Published: July 1st 2012July 1st 2012
This week at work, I moved into what my office calls “The Accounting Suite.” I have my own computer and work right next to my manager, the full-time accountant. She is giving me more projects and responsibilities, and I feel like I am truly becoming a valued member of the company.
I am not only learning the ropes of organizing budgets, receipts, and payment schedules, but their application and how to communicate them to others, as well.
On Wednesday, when I began answering the phone and taking messages for my manager and Paul, the part-time accountant, I received an unpleasant phone call from a woman named Sonya. Here is how the conversation played out:
“Is Paul there?”
“I am afraid he will not be in the office until tomorrow. Can I take a message?”
“Maybe you can help me. I was told that our invoice would be paid on Friday, but the money is not in our account. When will we receive it?”
I was completely flustered because I had no idea what invoice she was referring to, so I said, “I am just an intern, so I am really not sure.”
“Is there anyone else I can speak to, then?”
Relieved, I responded, “Yes, let me transfer you.”
My manager then picked up the phone and explained the problem with the online banking system that unfortunately did not allow the payment to go through.
Fast-forward to Thursday morning. Paul is out of the office sick, and my manager had just left to go to the bank. So, there I was - queen of the “Accounting Suite” - and the phone rings…
“Is Paul there?”
“Paul is out of the office sick. Can I take a message?”
“Well, I called yesterday, and you said Paul would be in today. We still have not received money. When will it be coming in?”
“I am just an intern, so I don’t have that information.”
“Can you transfer me to that lady I talked to yesterday?”
My heart is racing. “She has actually left for the bank. Can I get your details and have her call you back?”
Sigh, “Fine.” She urgently recites her phone number and clarifies that her name is Sonya.
I told my manager what had happened, and she called Sonya back.

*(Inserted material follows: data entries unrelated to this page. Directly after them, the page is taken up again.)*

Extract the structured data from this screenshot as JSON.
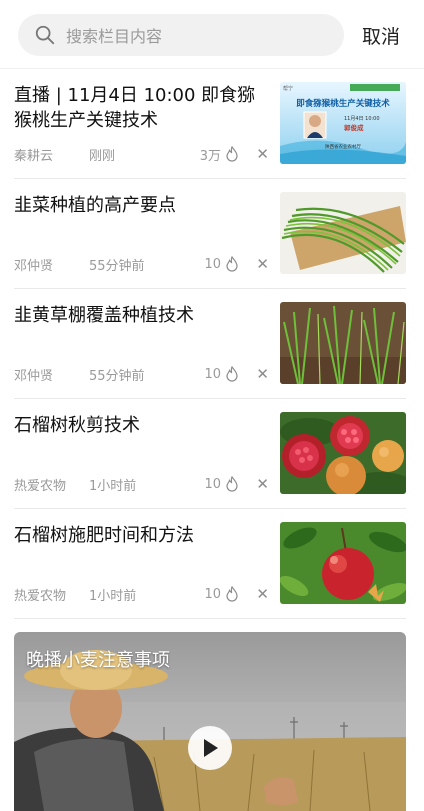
{
  "search": {
    "placeholder": "搜索栏目内容",
    "cancel_label": "取消"
  },
  "articles": [
    {
      "title": "直播 | 11月4日 10:00 即食猕猴桃生产关键技术",
      "author": "秦耕云",
      "time": "刚刚",
      "count": "3万"
    },
    {
      "title": "韭菜种植的高产要点",
      "author": "邓仲贤",
      "time": "55分钟前",
      "count": "10"
    },
    {
      "title": "韭黄草棚覆盖种植技术",
      "author": "邓仲贤",
      "time": "55分钟前",
      "count": "10"
    },
    {
      "title": "石榴树秋剪技术",
      "author": "热爱农物",
      "time": "1小时前",
      "count": "10"
    },
    {
      "title": "石榴树施肥时间和方法",
      "author": "热爱农物",
      "time": "1小时前",
      "count": "10"
    }
  ],
  "thumb1": {
    "tag": "帮宁",
    "headline": "即食猕猴桃生产关键技术",
    "speaker": "郭俊成",
    "date": "11月4日 10:00",
    "org": "陕西省农业农村厅"
  },
  "video": {
    "title": "晚播小麦注意事项"
  },
  "icons": {
    "search": "search-icon",
    "fire": "fire-icon",
    "close": "close-icon",
    "play": "play-icon"
  },
  "colors": {
    "accent": "#1e8fd6"
  }
}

Recovering from this stressful situation helped me realize how much occurs in a business. There are activities for the business’ mission, but there are also financial activities to back them up. Accountants, especially, have to maintain and organize extensive records of spending and revenues, as well as communicate concerns and questions with others. And most days, my manager does this on her own. I think this is why she told me that she is “happy to have me around.” It has taken time, but I am beginning to grasp why she said it and how much she meant it. Accounting is tough. Period.
As for Sonya, I will keep you posted on any future encounters.